Utility powered community for decades even before incorporation; Ford-Littleton worked to expand Town clout, conveniences, codes
“I remember having my first true interaction with Farragut … was in Mayor (Eddy) Ford’s term,” said M. Shannon Littleton, LCUB general manager since 2010, about the early 2000s. “…
I noticed there was a real change in our relationship. We began
to converse and talking about projects.”
Among the matters resolved, Littleton said, “There were specific code issues that probably existed at the time that LCUB allowed that the Town of Farragut did not wish to have in their city.
“Or, there were certain types of lighting conditions they didn’t want to see,” added Littleton, who began at LCUB in 2001 as legal counsel. “Better lighting conditions they wanted to see. … Making sure light pollution, if you will, is not disturbing the next-door neighbor.
“Of course, we’ve worked with the Town for many years with road moves, making sure we had the correct acquisition of properties. Trying to infringe on property rights as little as possible.”
Foundations: 40 Years of Farragut
• M. Shannon Littleton, LCUB general manager “for about nine years,” began at the utility as legal counsel in 2001. Littleton became assistant GM “about five years later.” • Working one-on-one with then Farragut Mayor Eddy Ford in the early 2000s, Littleton helped improve relations between LCUB and the Town while spear-heading moves for greater convenience and more decision-making power in Farragut: an LCUB Customer Service Center, 136 N. Campbell Station Road, opened in 2005, and a Farragut seat on the utility’s board was created in 2006. This weeks Foundations: 40 Years of Farragut podcast is presented by LCUB (Lenoir City Utilities Board)
About 10,000 customers
LCUB has been the Town’s only supplier of electricity — while also supplying natural gas to a tiny percent of Town customers near the Loudon County line.
“There’s roughly 10,000 meters (customer homes, businesses, offices) in the Town,” Littleton said, adding the utility’s overall reach is “knocking on the door of 70,000 customers (meters),” Littleton said, 20,000 customers/meters of which have been added since he hopped on board with LCUB in 2001.
New clout, conveniences
“I remember sitting down with Mayor Ford, and him laying out some of the ideas and things the city needed from LCUB,” Littleton said. “… I think we’ve had a good relationship ever since then.”
In fact, Littleton recalled Ford making “a little bit of a call on us (saying), ‘We want to see a presence of LCUB; they’re in our community, so you need to be part of our community.’”

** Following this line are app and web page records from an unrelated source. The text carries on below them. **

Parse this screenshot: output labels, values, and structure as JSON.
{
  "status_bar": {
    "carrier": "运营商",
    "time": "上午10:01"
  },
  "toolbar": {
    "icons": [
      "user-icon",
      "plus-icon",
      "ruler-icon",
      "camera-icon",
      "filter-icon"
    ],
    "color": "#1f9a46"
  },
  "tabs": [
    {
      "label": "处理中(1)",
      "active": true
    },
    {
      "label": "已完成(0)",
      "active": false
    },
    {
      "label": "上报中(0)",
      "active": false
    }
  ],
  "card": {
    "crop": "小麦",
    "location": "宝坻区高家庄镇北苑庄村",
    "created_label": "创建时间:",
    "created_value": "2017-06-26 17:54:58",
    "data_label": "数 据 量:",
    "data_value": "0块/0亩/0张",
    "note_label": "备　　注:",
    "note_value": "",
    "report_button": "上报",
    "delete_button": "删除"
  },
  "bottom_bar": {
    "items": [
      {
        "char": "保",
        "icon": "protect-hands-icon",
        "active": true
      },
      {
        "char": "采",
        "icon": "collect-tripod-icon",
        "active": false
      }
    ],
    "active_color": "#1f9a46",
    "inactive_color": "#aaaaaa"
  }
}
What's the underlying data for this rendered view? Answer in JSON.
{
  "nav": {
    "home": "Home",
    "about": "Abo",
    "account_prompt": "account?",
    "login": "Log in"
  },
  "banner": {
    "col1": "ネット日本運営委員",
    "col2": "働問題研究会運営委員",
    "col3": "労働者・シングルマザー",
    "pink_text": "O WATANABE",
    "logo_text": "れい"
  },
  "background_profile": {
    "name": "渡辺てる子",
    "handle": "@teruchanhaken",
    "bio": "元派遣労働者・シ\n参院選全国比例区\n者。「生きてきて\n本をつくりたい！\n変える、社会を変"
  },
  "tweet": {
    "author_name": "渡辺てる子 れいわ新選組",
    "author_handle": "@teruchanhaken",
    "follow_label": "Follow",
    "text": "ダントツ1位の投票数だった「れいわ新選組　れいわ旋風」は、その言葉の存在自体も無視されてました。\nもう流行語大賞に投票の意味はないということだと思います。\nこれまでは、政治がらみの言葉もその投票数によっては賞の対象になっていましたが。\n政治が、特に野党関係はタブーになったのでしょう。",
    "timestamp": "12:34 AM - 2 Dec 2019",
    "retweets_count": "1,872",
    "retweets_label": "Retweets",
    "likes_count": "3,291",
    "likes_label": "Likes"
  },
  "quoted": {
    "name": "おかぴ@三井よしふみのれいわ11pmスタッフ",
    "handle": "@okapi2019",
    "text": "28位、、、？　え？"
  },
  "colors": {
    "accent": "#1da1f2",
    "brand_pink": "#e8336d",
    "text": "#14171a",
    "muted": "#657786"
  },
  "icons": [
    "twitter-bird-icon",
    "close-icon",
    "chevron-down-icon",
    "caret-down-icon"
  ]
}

One result was opening the LCUB Customer Service Center at 136 N. Campbell Station Road, which has served Farragut customers since 2005. Fourteen years later, it receives “30 percent of all payments and orders” of the utilities’ total transactions according to Littleton, who became assistant general manager in 2006.
Another centered around Joel Garber, a former Town alderman (1995-2007) who began serving as Farragut’s first representative on the LCUB board in 2006.
“He’s a fantastic board member, he represents himself and the Town very well,” Littleton said of Garber, who remains on the board.
Looking from the outside in, as a Loudon Countian, “I think
you can see it from Farragut in-general: there’s a true difference once you enter Farragut, how the codes are enforced and how people take pride in the Town,” Littleton said.
“As a matter of fact, Lenoir City models itself after things we do sometimes after things Farragut has done in the past,” he added. “I think Farragut has been a good leader in that regard.”
LCUB’s reach, Littleton said, goes just east of Cedar Bluff, south to Northshore Drive at Tools Bend/Keller Bend, north to Oak Ridge Highway (including all of Hardin Valley, which is seeing enormous growth according to the GM) and west to Lenoir City.
New technology planned
Littleton spoke about LCUB’s “new technology that our people are working on … to isolate where that cut (cause of an outage), if you will, happened in the system” and re-route power to reduce customer outages.
“Instead of 5,000 customers being out, it can isolate it down to hopefully just a few seconds and the street” where the cut, which could have been caused by a fallen tree, was located before rerouting the electricity.
“The goal is to have no more than 250 customers out at a given time,” Littleton said. “… It’s probably going to be rolling out in the next five to seven years.”
The new system’s cost, the GM said, was in a rage “from $10 million to $20 million.”
Because of the cost, “It will be done in stages so as not to burden the rate payers,” he added.
However, the first customers to enjoy this new technology — apparently including Farragut — could get it before year’s end.
“It’s going to be probably in the business area in Turkey Creek,” according to Littleton, relaying conversations with a LCUB board official.
Underground along the Pike?
With Farragut being especially conscious of aesthetics along the Town’s main business roads — Kingston Pike, Campbell Station Road or Parkside Drive — one eyesore remains: power poles and lines.
About any long-range plans between Town of Farragut and LCUB to replace the poles with underground utilities, Littleton said, “They’ve not approached us in that regard.
“If there are not new technologies for the delivery of power, it will more than likely be cost-prohibitive,” he added. “It’s very, very expensive.”